> Aim of the task: The records below should be printed once more, exactly as they appear.

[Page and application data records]
§
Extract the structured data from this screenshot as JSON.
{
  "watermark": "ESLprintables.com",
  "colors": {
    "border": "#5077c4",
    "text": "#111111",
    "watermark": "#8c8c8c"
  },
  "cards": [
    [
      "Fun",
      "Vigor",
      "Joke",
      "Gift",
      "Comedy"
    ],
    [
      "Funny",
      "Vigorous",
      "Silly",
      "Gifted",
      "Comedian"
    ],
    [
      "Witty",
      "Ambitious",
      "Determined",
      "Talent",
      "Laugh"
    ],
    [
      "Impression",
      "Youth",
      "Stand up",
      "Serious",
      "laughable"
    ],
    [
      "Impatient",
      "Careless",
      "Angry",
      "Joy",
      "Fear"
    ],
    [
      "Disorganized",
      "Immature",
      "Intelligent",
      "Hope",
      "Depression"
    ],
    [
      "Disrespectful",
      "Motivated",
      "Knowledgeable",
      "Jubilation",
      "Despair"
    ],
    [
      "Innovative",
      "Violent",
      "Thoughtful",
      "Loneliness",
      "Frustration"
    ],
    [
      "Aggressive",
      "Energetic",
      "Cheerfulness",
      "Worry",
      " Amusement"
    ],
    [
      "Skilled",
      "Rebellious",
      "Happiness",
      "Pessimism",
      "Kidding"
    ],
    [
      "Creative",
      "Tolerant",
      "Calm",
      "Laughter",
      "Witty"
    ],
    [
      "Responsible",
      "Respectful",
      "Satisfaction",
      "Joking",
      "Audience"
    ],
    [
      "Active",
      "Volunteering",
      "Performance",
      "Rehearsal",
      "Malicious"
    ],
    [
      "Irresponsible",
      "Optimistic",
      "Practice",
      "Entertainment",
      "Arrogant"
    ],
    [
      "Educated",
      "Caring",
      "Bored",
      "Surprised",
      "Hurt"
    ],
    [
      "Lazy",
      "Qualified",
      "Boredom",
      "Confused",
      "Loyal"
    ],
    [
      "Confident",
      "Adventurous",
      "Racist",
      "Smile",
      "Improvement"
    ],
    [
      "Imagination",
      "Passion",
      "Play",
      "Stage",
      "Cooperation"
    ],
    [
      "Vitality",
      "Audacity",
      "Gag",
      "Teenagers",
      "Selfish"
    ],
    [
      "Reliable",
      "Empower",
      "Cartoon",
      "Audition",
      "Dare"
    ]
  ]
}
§
> Written response:
Extract the structured data from this screenshot as JSON.
{
  "watermark": "ESLprintables.com",
  "colors": {
    "border": "#5077c4",
    "text": "#111111",
    "watermark": "#8c8c8c"
  },
  "cards": [
    [
      "Fun",
      "Vigor",
      "Joke",
      "Gift",
      "Comedy"
    ],
    [
      "Funny",
      "Vigorous",
      "Silly",
      "Gifted",
      "Comedian"
    ],
    [
      "Witty",
      "Ambitious",
      "Determined",
      "Talent",
      "Laugh"
    ],
    [
      "Impression",
      "Youth",
      "Stand up",
      "Serious",
      "laughable"
    ],
    [
      "Impatient",
      "Careless",
      "Angry",
      "Joy",
      "Fear"
    ],
    [
      "Disorganized",
      "Immature",
      "Intelligent",
      "Hope",
      "Depression"
    ],
    [
      "Disrespectful",
      "Motivated",
      "Knowledgeable",
      "Jubilation",
      "Despair"
    ],
    [
      "Innovative",
      "Violent",
      "Thoughtful",
      "Loneliness",
      "Frustration"
    ],
    [
      "Aggressive",
      "Energetic",
      "Cheerfulness",
      "Worry",
      " Amusement"
    ],
    [
      "Skilled",
      "Rebellious",
      "Happiness",
      "Pessimism",
      "Kidding"
    ],
    [
      "Creative",
      "Tolerant",
      "Calm",
      "Laughter",
      "Witty"
    ],
    [
      "Responsible",
      "Respectful",
      "Satisfaction",
      "Joking",
      "Audience"
    ],
    [
      "Active",
      "Volunteering",
      "Performance",
      "Rehearsal",
      "Malicious"
    ],
    [
      "Irresponsible",
      "Optimistic",
      "Practice",
      "Entertainment",
      "Arrogant"
    ],
    [
      "Educated",
      "Caring",
      "Bored",
      "Surprised",
      "Hurt"
    ],
    [
      "Lazy",
      "Qualified",
      "Boredom",
      "Confused",
      "Loyal"
    ],
    [
      "Confident",
      "Adventurous",
      "Racist",
      "Smile",
      "Improvement"
    ],
    [
      "Imagination",
      "Passion",
      "Play",
      "Stage",
      "Cooperation"
    ],
    [
      "Vitality",
      "Audacity",
      "Gag",
      "Teenagers",
      "Selfish"
    ],
    [
      "Reliable",
      "Empower",
      "Cartoon",
      "Audition",
      "Dare"
    ]
  ]
}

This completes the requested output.